For the past year, we as human beings globally have faced an unprecedented pandemic that has significantly altered our lives to the point where how we function is not in the fashions to which we were accustomed. The workplace has been no exception; the effect of the pandemic hit hard and offices had to shut down and have their employees work remotely, be laid off, or let go. Frankly, we were not ready for this nor did we ever anticipate such a drastic shift in our daily work-lives and our lives in general.
Fast forward to nearly a year into this new way of working and you may be surprised to know that productivity according to Forbes has not declined as many thought it would. Yet, innovation did suffer which suggests that finding ways to continue collaboration is the true challenge, and thus a true motivator for businesses. Let’s not be so coy about the importance of humans meeting in person to feel more connected, confident and able to communicate. In-person effort is how we form our teams, innovate and collaborate to achieve our goals and mission as an organization. Yet, productivity has not really declined because individuals are in charge of their own work environments. Albeit one caveat, which is the working parent.
Like many working parents with children at home, this has not been an easy ride. As I face my own challenges, I have learned to appreciate and be flexible with my employees who ultimately make our organization shine. To ensure that productivity and motivation continue to grow, we use Microsoft Teams to communicate throughout the day. We use Zoom meetings to meet. We continue to have some employees work in the office, those who are comfortable, but with strict COVID19 guidelines. We have communicated to our employees that we will be flexible with the current situation as we realize that this “new normal” is here till at least 2022.

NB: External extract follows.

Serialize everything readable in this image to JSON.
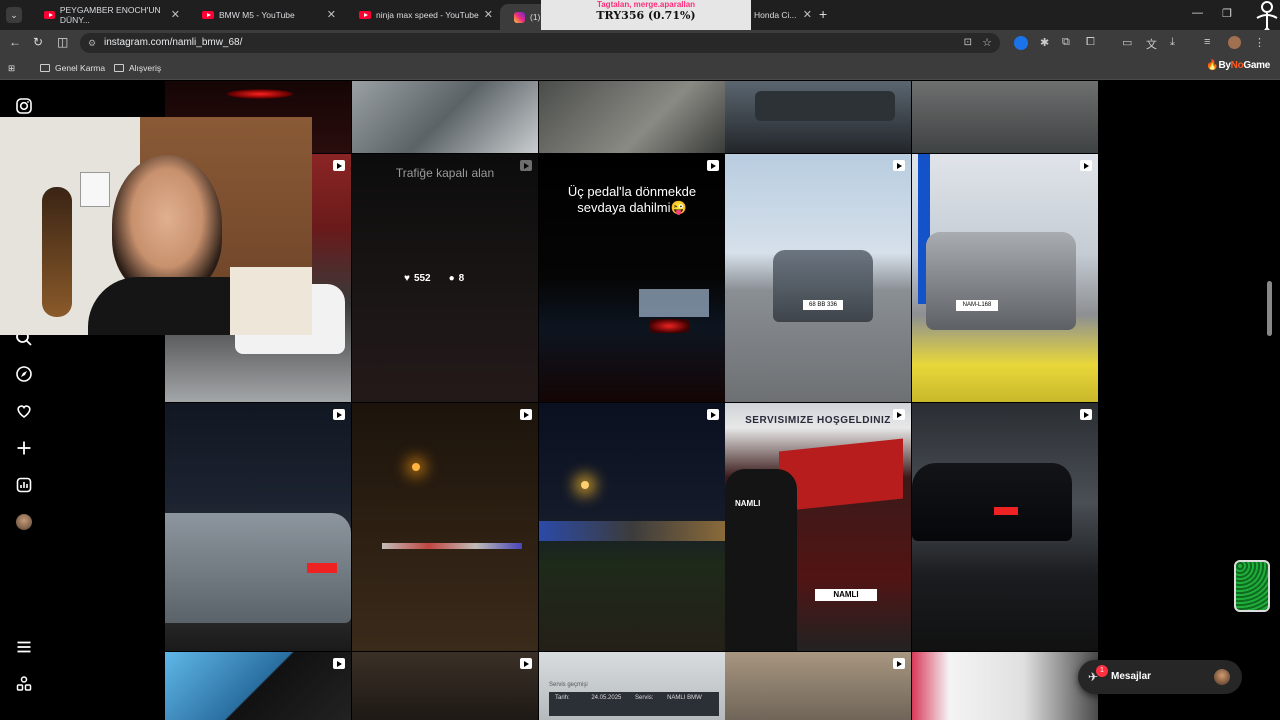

Motivation is a challenge during a pandemic, but it is important to set up expectations and standards that will help you achieve the success you desire. Even during a pandemic, it is important to get up and get dressed even if you ”could” stay in your pajamas. Mindset is important and consistency is important. Each day we freshen up our work environment by ensuring that we are organized. While I do not need a list for everything, I do think they have their place in our lives. I try to set up the three big ticket items that I must accomplish and write down an additional three if I surprise myself and I work on those later.
Like many people, I love to interact with others in person and cannot wait to see them, so each day, I remind myself that I am improving myself for a post Covid-19 world. To keep my sanity, I do limit my news as I feel that much of it is the same throughout the day. I work in 15 minutes increments better known as the pomodoro method as that is a productivity and motivation boost and keeps boredom at the side. As a human being, I stay socially connected to friends and colleagues and check up on them. Not only is it therapeutic for me but I thoroughly know they appreciate someone caring enough to check in on them.
Immigration law practitioners have faced so many hurdles over the past few years, that I think we can handle a pandemic. We have sacrificed a lot of ourselves and our families to defend the Rule of Law and I cannot see that changing anytime in the future. So, in the spirit of Nelson Mandela, “It always seems impossible until it’s done.”
AILA members and others interested in learning and hearing more on this topic may be interested in the Law Practice Management Track of AILA’s upcoming virtual Midwinter Conference. See the full program for more details.